With the CD in hand, updating the firmware couldn't be easier: just insert the disc into the player, the screen reads "FW Update", click "enter", and you're done in a minute or two. It did indeed fix the problem, although I occasionally heard the same noise when the player was stopped, music was perfectly clean with every DAC I tried.
The headphone output, equipped with its own volume pot, is excellent. Typical of a pro unit, it seems optimized for higher-impedance headphones like my ohm Sennheiser HDs but still performed well with my 32 ohm, current-hungry Grado SRs.
It is the unit's network connectivity options that make it unique. While these are not features that are required by the vast majority of the music-loving populace, this player can fill a badly needed niche for those who want to spin discs and occasionally play digital files directly off their hard drive with a single unit. The DN-C's few caveats will be more serious to some than to others. Not much can be done about the unit's cosmetics, but if a noisy digital out can be fixed with a firmware update, I assume the clunkier aspects of the unit's UI can as well.
That said, if you can live with the unit's looks and don't need it to access a huge library of music files on your computer, the Denon deserves your serious consideration. I know of no other player that does everything the DN-C does at all, let alone well, so it can be placed with confidence at the top of a very short audition list. Acoustic treatments include wall-wall carpet, curtains, and a large overstuffed sofa. Voice: Fax: E-mail: marketing d-mpro. Quick Links.
Videos Enjoy the Music. All rights reserved. Sub-bass 10Hz - 60Hz. Mid-bass 80Hz - Hz. Midrange Hz - 3,Hz. High Frequencies 3,Hz On Up. Inner Resolution.
Soundscape Width Front. Soundscape Width Rear. Soundscape Depth Behind Speakers. Soundscape Extension Into Room. Fit And Finish. Value For The Money.
Denon Professional DN-C640
For several years, newer CD players have expanded the length of continuous playback time without interruption by adding the ability to play compressed digital audio files off CD data discs. One CD data disc could provide as much as 20 hours when playing back low bit rate MP3 files. In addition to reading all those files from CD, it also has the unmatched ability to read any of the above from any data DVD. This not only expands the hour playback time to almost six days continuously , but also allows those users who demand uncompressed audio quality the ability to play back full Not only can the DN-C decode a host of compressed and uncompressed digital audio files from CD or DVD data discs, but it now gives the end-user the unique ability to stream any of those files from a server or computer, as long as it is accessible via the network.

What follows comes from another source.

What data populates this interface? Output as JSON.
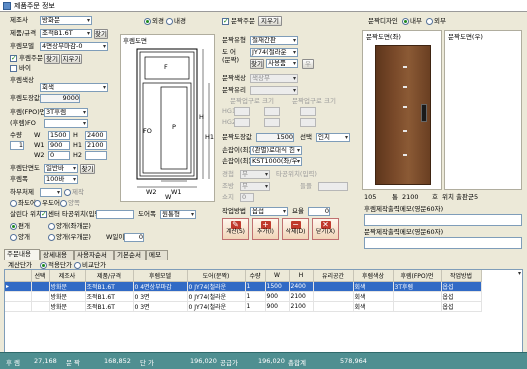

Now, any corporate environment that records and stores their meetings on a network HDD or computer can simply navigate to that folder location from the front panel of the unit or by using the on-board web browser, select a specific file, and play it into their system.
DENON DN-C640 CD PLAYER Networked, Ethernet, AES/EBU, balanced and unbalanced, 1U rackmount
Review By Clarke Robinson Click here to e-mail reviewer. A s much as we all hoped or feared that the compact disc would be replaced by one of the new high-resolution formats, but it looks as if America 's music consumers have spoken, and they are choosing digital downloads in ever-increasing numbers. The CD may be on its way out, but it is still the most popular medium for music distribution for the time being almost 6x that of digital download sales in , so you're still going to need one for the foreseeable future. However, a new question is emerging among audiophiles faced with growing collections of music files on their hard drives: how do I play all that stuff on my "real" audio system?
Field Report: Denon DN-C640